"Stay here. I'm going to get some water and a few other things."

Diana mumbled something incoherent and lapsed into a state of semi-consciousness populated by disturbing images. After what seemed a long time, she became aware of Will's calming presence. She felt him cut away her shirt, but didn't open her eyes. In her confused state, it seemed she could communicate without the need of speech, so while he bathed her wounds, she silently speculated about each one's origins. She was almost convinced Will could hear her thoughts as he cleaned the cuts and painted them with ointment, so she was confused when he told her to sit up so he could bandage her, and asked, "What happened?

“Everything happened.”

Will tied the ends of the bandage and sat back to examine his work. "It's not too tight, is it?"

Diana moved a little, but didn't have the energy to check the full range of motion. "It'll be all right."

"Don't lie down yet." Will reached behind him and produced a bowl and spoon. "Eat this.

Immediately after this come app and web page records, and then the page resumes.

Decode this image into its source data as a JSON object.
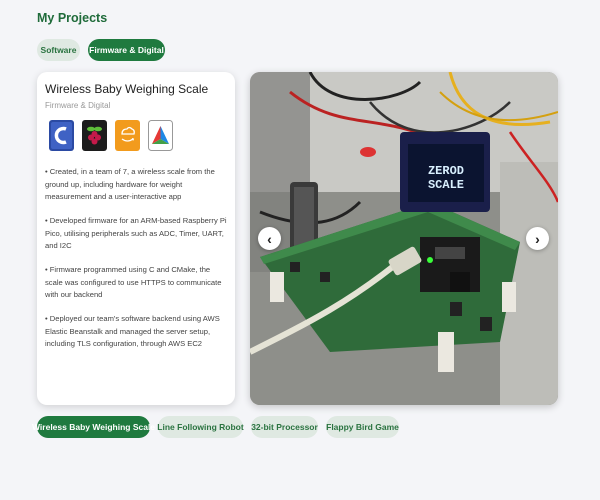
{
  "page": {
    "title": "My Projects"
  },
  "categories": [
    {
      "label": "Software",
      "active": false
    },
    {
      "label": "Firmware & Digital",
      "active": true
    }
  ],
  "project": {
    "title": "Wireless Baby Weighing Scale",
    "subtitle": "Firmware & Digital",
    "tech_icons": [
      "c-language-icon",
      "raspberry-pi-icon",
      "aws-icon",
      "cmake-icon"
    ],
    "bullets": [
      "• Created, in a team of 7, a wireless scale from the ground up, including hardware for weight measurement and a user-interactive app",
      "• Developed firmware for an ARM-based Raspberry Pi Pico, utilising peripherals such as ADC, Timer, UART, and I2C",
      "• Firmware programmed using C and CMake, the scale was configured to use HTTPS to communicate with our backend",
      "• Deployed our team's software backend using AWS Elastic Beanstalk and managed the server setup, including TLS configuration, through AWS EC2"
    ]
  },
  "photo": {
    "oled_text_1": "ZEROD",
    "oled_text_2": "SCALE"
  },
  "gallery_nav": {
    "prev": "‹",
    "next": "›"
  },
  "project_tabs": [
    {
      "label": "Wireless Baby Weighing Scale",
      "active": true
    },
    {
      "label": "Line Following Robot",
      "active": false
    },
    {
      "label": "32-bit Processor",
      "active": false
    },
    {
      "label": "Flappy Bird Game",
      "active": false
    }
  ],
  "colors": {
    "accent": "#1f7a3f",
    "accent_light": "#dfe9e2",
    "title": "#1f6b3a"
  }
}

You didn’t lose much blood. I think you're mostly just hungry. Did you have breakfast today?"

Diana looked inside the bowl. It contained a mixture of torn tortillas, dried fruit, piñones and honey. She scooped some of the sticky mass onto the spoon and brought it to her lips, but was surprised to find her hands were shaking. "I had breakfast, but I threw it up on the road."

Will took the bowl and fed her as if she were a child. "What else did you do today besides ride?"

"Stood guard."

"Doesn't sound strenuous. You must've done something besides ride two hours to get yourself in this state."

Diana stopped chewing and let him hand her a cup of water. She held it in both hands to keep it steady as she drank. "We were betrayed." The words tumbled out— the bullets, the bomb, the fire, the crush and the killing at the exit, and finally the riders who had chased after her, shooting.

When she fell silent, Will asked the question she had been dreading. "Is Mother okay?"

"I don't know." She bowed her head in shame. "I tried to go to her, but one of Patton's lieutenants stopped me. She said I had to get out and come here right away."

Will’s voice was grim. "Militarily, it was the right thing to do."

"Then why does it feel like the biggest mistake of my life?" She buried her face in her hands and was startled to realize her face was wet. When had she begun crying?

Will eased her onto the pallet and lay down beside her. "Rest. When you wake up, you'll know what you did was right and you'll feel better." He kissed her bruised shoulder. "Promise me you'll always look out for yourself. I couldn’t stand to lose you."

Want more? The entire novel is free and available at Bella Diana